In my final year of school I had an older boyfriend with a car, a rusty but hotted-up Alfa Romeo, and I would sneak out of class to meet him. He had a misspent youth, he informed me seriously, but I made him want to be a better person. He was nearly 19 but had dropped out of school three years ago to work in a factory in his home town. Now he sold bongs at the Vic Market. He commented a lot on the gulf between us, which either gratified or irritated me, but he thought I looked cute in my school uniform, which I’d hemmed well above regulation length. I dyed my hair a metallic blue-black and had it cut in a sharp bob that concealed rows of earrings. I thought I looked sharp, wise and hard, especially when I studied my reflection in the Alfa’s side mirror.
My boyfriend shared a bedroom in a crowded sharehouse, so we spent most of our time in his car, driving or parking. Sex hurt at first – it was like putting in a tampon – but it didn’t last long and he seemed pleased with it anyway. I never felt that crescendo but I’d watch it rising in him in staggered jolts, as he bared his teeth in a silent snarl. And I liked the solemn importance of it; the way the sweat sprang to his skin, and also the exuberant nature of semen, which came in quantities they hadn’t warned us about in RE.
‘Margaret, would you like me to give you … oral pleasure?’ he asked once, gravely but proudly. I sat in the passenger seat, trying not to giggle or flinch, while he knelt under the dashboard, delicately bobbing his head like a cat lapping milk.
To fix my mind on something other than the squirmy dampness of the feeling, I tried to make the noises women in movies made at these times. My boyfriend raised his head, smirked, and wiped his mouth. We shared a cigarette and he drove me back to school so I could get signed off on the afternoon roll call.
In homeroom, as the others surged in around me, I wondered if there was a smell on me, of smoke and sin.

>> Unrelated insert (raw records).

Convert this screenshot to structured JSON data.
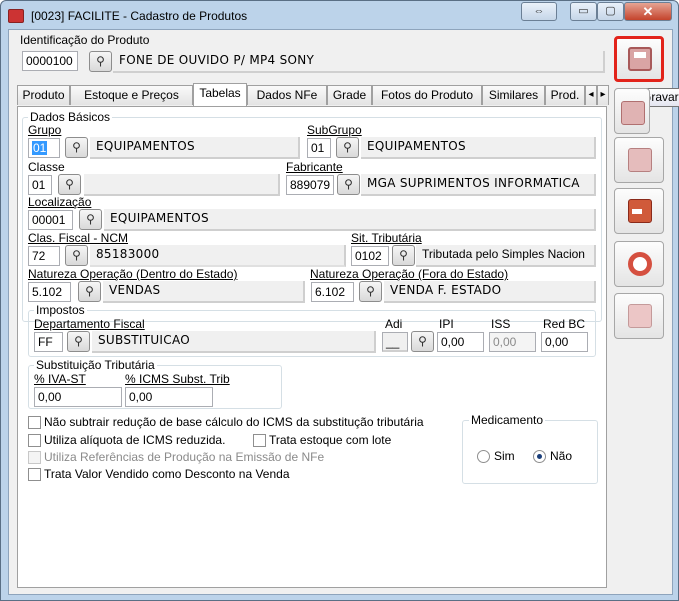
{
  "window": {
    "title": "[0023] FACILITE - Cadastro de Produtos",
    "restore_glyph": "⇔",
    "min_glyph": "▭",
    "max_glyph": "▢",
    "close_glyph": "✕"
  },
  "ident": {
    "label": "Identificação do Produto",
    "code": "0000100",
    "name": "FONE DE OUVIDO P/ MP4 SONY"
  },
  "tabs": [
    "Produto",
    "Estoque e Preços",
    "Tabelas",
    "Dados NFe",
    "Grade",
    "Fotos do Produto",
    "Similares",
    "Prod."
  ],
  "scroll": {
    "left": "◂",
    "right": "▸"
  },
  "dados": {
    "legend": "Dados Básicos",
    "grupo": {
      "label": "Grupo",
      "code": "01",
      "desc": "EQUIPAMENTOS"
    },
    "subgrupo": {
      "label": "SubGrupo",
      "code": "01",
      "desc": "EQUIPAMENTOS"
    },
    "classe": {
      "label": "Classe",
      "code": "01",
      "desc": ""
    },
    "fabricante": {
      "label": "Fabricante",
      "code": "889079",
      "desc": "MGA SUPRIMENTOS INFORMATICA"
    },
    "localizacao": {
      "label": "Localização",
      "code": "00001",
      "desc": "EQUIPAMENTOS"
    },
    "ncm": {
      "label": "Clas. Fiscal - NCM",
      "code": "72",
      "desc": "85183000"
    },
    "sit": {
      "label": "Sit. Tributária",
      "code": "0102",
      "desc": "Tributada pelo Simples Nacion"
    },
    "nat_dentro": {
      "label": "Natureza Operação (Dentro do Estado)",
      "code": "5.102",
      "desc": "VENDAS"
    },
    "nat_fora": {
      "label": "Natureza Operação (Fora do Estado)",
      "code": "6.102",
      "desc": "VENDA F. ESTADO"
    }
  },
  "impostos": {
    "legend": "Impostos",
    "depto": {
      "label": "Departamento Fiscal",
      "code": "FF",
      "desc": "SUBSTITUICAO"
    },
    "adi": {
      "label": "Adi",
      "value": "__"
    },
    "ipi": {
      "label": "IPI",
      "value": "0,00"
    },
    "iss": {
      "label": "ISS",
      "value": "0,00"
    },
    "redbc": {
      "label": "Red BC",
      "value": "0,00"
    }
  },
  "subst": {
    "legend": "Substituição Tributária",
    "iva": {
      "label": "% IVA-ST",
      "value": "0,00"
    },
    "icms": {
      "label": "% ICMS Subst. Trib",
      "value": "0,00"
    }
  },
  "checks": {
    "nao_subtrair": "Não subtrair redução de base cálculo do ICMS da substitução tributária",
    "aliquota": "Utiliza alíquota de ICMS reduzida.",
    "estoque_lote": "Trata estoque com lote",
    "referencias": "Utiliza Referências de Produção na Emissão de NFe",
    "desconto": "Trata Valor Vendido como Desconto na Venda"
  },
  "medicamento": {
    "legend": "Medicamento",
    "sim": "Sim",
    "nao": "Não",
    "selected": "Não"
  },
  "tooltip": "Gravar",
  "colors": {
    "highlight": "#e2231a",
    "accent": "#3a6fb0"
  }
}
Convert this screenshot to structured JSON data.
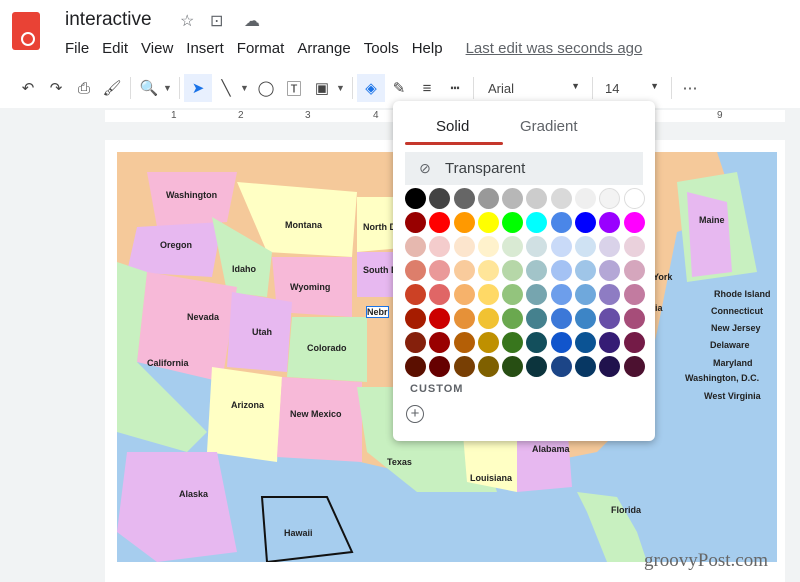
{
  "app": {
    "title": "interactive",
    "last_edit": "Last edit was seconds ago",
    "menu": [
      "File",
      "Edit",
      "View",
      "Insert",
      "Format",
      "Arrange",
      "Tools",
      "Help"
    ]
  },
  "toolbar": {
    "font": "Arial",
    "font_size": "14"
  },
  "ruler": [
    "1",
    "2",
    "3",
    "4",
    "9"
  ],
  "fill_popup": {
    "tabs": [
      "Solid",
      "Gradient"
    ],
    "active_tab": "Solid",
    "transparent_label": "Transparent",
    "custom_label": "CUSTOM",
    "colors": [
      "#000000",
      "#434343",
      "#666666",
      "#999999",
      "#b7b7b7",
      "#cccccc",
      "#d9d9d9",
      "#efefef",
      "#f3f3f3",
      "#ffffff",
      "#980000",
      "#ff0000",
      "#ff9900",
      "#ffff00",
      "#00ff00",
      "#00ffff",
      "#4a86e8",
      "#0000ff",
      "#9900ff",
      "#ff00ff",
      "#e6b8af",
      "#f4cccc",
      "#fce5cd",
      "#fff2cc",
      "#d9ead3",
      "#d0e0e3",
      "#c9daf8",
      "#cfe2f3",
      "#d9d2e9",
      "#ead1dc",
      "#dd7e6b",
      "#ea9999",
      "#f9cb9c",
      "#ffe599",
      "#b6d7a8",
      "#a2c4c9",
      "#a4c2f4",
      "#9fc5e8",
      "#b4a7d6",
      "#d5a6bd",
      "#cc4125",
      "#e06666",
      "#f6b26b",
      "#ffd966",
      "#93c47d",
      "#76a5af",
      "#6d9eeb",
      "#6fa8dc",
      "#8e7cc3",
      "#c27ba0",
      "#a61c00",
      "#cc0000",
      "#e69138",
      "#f1c232",
      "#6aa84f",
      "#45818e",
      "#3c78d8",
      "#3d85c6",
      "#674ea7",
      "#a64d79",
      "#85200c",
      "#990000",
      "#b45f06",
      "#bf9000",
      "#38761d",
      "#134f5c",
      "#1155cc",
      "#0b5394",
      "#351c75",
      "#741b47",
      "#5b0f00",
      "#660000",
      "#783f04",
      "#7f6000",
      "#274e13",
      "#0c343d",
      "#1c4587",
      "#073763",
      "#20124d",
      "#4c1130"
    ],
    "accent": "#c5372c"
  },
  "map": {
    "states": [
      "Washington",
      "Oregon",
      "Montana",
      "North D",
      "Idaho",
      "Wyoming",
      "South D",
      "Nebr",
      "Nevada",
      "Utah",
      "California",
      "Colorado",
      "Arizona",
      "New Mexico",
      "Texas",
      "Louisiana",
      "Alabama",
      "Florida",
      "Alaska",
      "Hawaii",
      "Maine",
      "York",
      "ia",
      "Rhode Island",
      "Connecticut",
      "New Jersey",
      "Delaware",
      "Maryland",
      "Washington, D.C.",
      "West Virginia"
    ]
  },
  "watermark": "groovyPost.com"
}
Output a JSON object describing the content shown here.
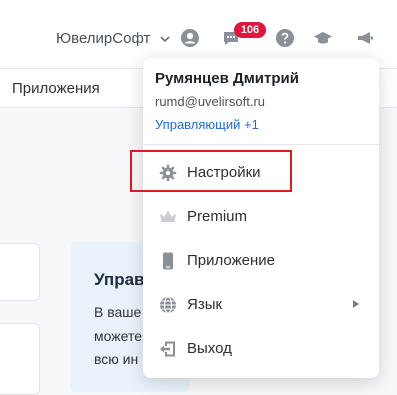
{
  "header": {
    "company": "ЮвелирСофт",
    "notifications_count": "106"
  },
  "subnav": {
    "item": "Приложения"
  },
  "card": {
    "title": "Управ",
    "lines": [
      "В ваше",
      "можете",
      "всю ин"
    ]
  },
  "user_menu": {
    "name": "Румянцев Дмитрий",
    "email": "rumd@uvelirsoft.ru",
    "role": "Управляющий +1",
    "items": [
      {
        "label": "Настройки",
        "icon": "gear-icon"
      },
      {
        "label": "Premium",
        "icon": "crown-icon"
      },
      {
        "label": "Приложение",
        "icon": "phone-icon"
      },
      {
        "label": "Язык",
        "icon": "globe-icon"
      },
      {
        "label": "Выход",
        "icon": "exit-icon"
      }
    ]
  },
  "colors": {
    "accent_link": "#1a6fd6",
    "badge": "#e0143c",
    "highlight": "#e01b1b",
    "icon": "#8a9096"
  }
}
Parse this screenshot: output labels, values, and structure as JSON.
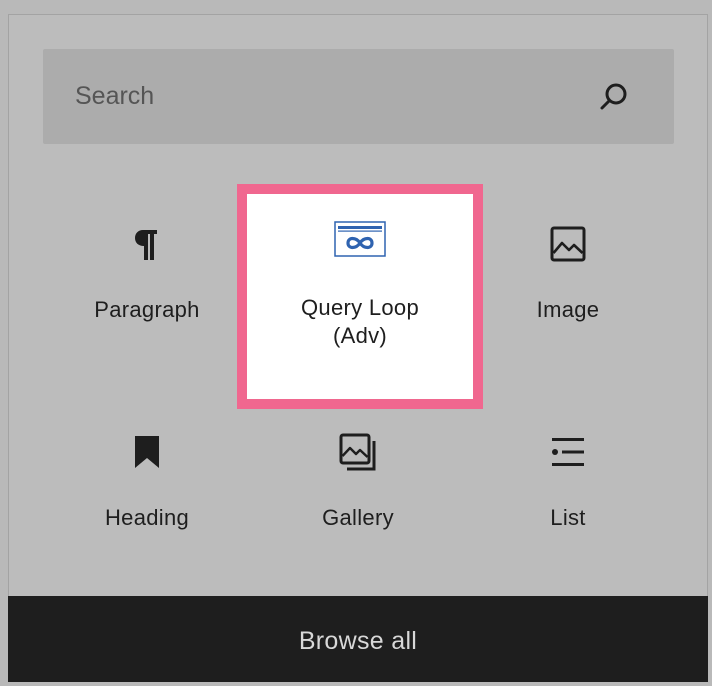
{
  "search": {
    "placeholder": "Search",
    "icon": "search-icon"
  },
  "blocks": [
    {
      "label": "Paragraph",
      "icon": "paragraph-icon"
    },
    {
      "label": "Query Loop (Adv)",
      "icon": "query-loop-icon",
      "highlighted": true
    },
    {
      "label": "Image",
      "icon": "image-icon"
    },
    {
      "label": "Heading",
      "icon": "bookmark-icon"
    },
    {
      "label": "Gallery",
      "icon": "gallery-icon"
    },
    {
      "label": "List",
      "icon": "list-icon"
    }
  ],
  "footer": {
    "browse_label": "Browse all"
  },
  "colors": {
    "highlight_border": "#f0678f",
    "footer_bg": "#1e1e1e",
    "query_loop_icon": "#2f63b0"
  }
}
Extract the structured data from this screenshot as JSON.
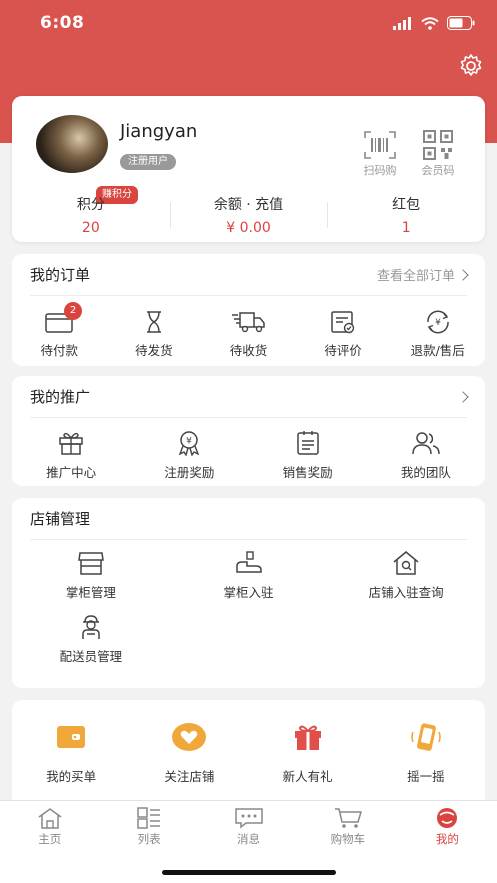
{
  "status": {
    "time": "6:08"
  },
  "profile": {
    "username": "Jiangyan",
    "role": "注册用户",
    "scan_label": "扫码购",
    "member_code_label": "会员码",
    "earn_badge": "赚积分",
    "stats": [
      {
        "label": "积分",
        "value": "20"
      },
      {
        "label": "余额 · 充值",
        "value": "¥ 0.00"
      },
      {
        "label": "红包",
        "value": "1"
      }
    ]
  },
  "orders": {
    "title": "我的订单",
    "view_all": "查看全部订单",
    "items": [
      {
        "label": "待付款",
        "icon": "wallet-icon",
        "badge": "2"
      },
      {
        "label": "待发货",
        "icon": "hourglass-icon"
      },
      {
        "label": "待收货",
        "icon": "delivery-truck-icon"
      },
      {
        "label": "待评价",
        "icon": "review-icon"
      },
      {
        "label": "退款/售后",
        "icon": "refund-icon"
      }
    ]
  },
  "promotion": {
    "title": "我的推广",
    "items": [
      {
        "label": "推广中心",
        "icon": "gift-box-icon"
      },
      {
        "label": "注册奖励",
        "icon": "award-ribbon-icon"
      },
      {
        "label": "销售奖励",
        "icon": "clipboard-list-icon"
      },
      {
        "label": "我的团队",
        "icon": "team-icon"
      }
    ]
  },
  "store": {
    "title": "店铺管理",
    "items": [
      {
        "label": "掌柜管理",
        "icon": "storefront-icon"
      },
      {
        "label": "掌柜入驻",
        "icon": "register-hand-icon"
      },
      {
        "label": "店铺入驻查询",
        "icon": "house-search-icon"
      },
      {
        "label": "配送员管理",
        "icon": "courier-icon"
      }
    ]
  },
  "extras": {
    "items": [
      {
        "label": "我的买单",
        "icon": "payment-card-icon"
      },
      {
        "label": "关注店铺",
        "icon": "heart-icon"
      },
      {
        "label": "新人有礼",
        "icon": "red-gift-icon"
      },
      {
        "label": "摇一摇",
        "icon": "shake-phone-icon"
      }
    ]
  },
  "tabbar": {
    "tabs": [
      {
        "label": "主页",
        "icon": "home-icon"
      },
      {
        "label": "列表",
        "icon": "list-grid-icon"
      },
      {
        "label": "消息",
        "icon": "message-icon"
      },
      {
        "label": "购物车",
        "icon": "cart-icon"
      },
      {
        "label": "我的",
        "icon": "profile-face-icon",
        "active": true
      }
    ]
  },
  "colors": {
    "brand": "#d9534f",
    "accent": "#d9443f",
    "orange": "#f0a83a"
  }
}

But if there was it was lost in the other odours of hairspray, sweat and flower-sweet cologne. Burnt dust, whiteboard ink, orange peel, hot skin.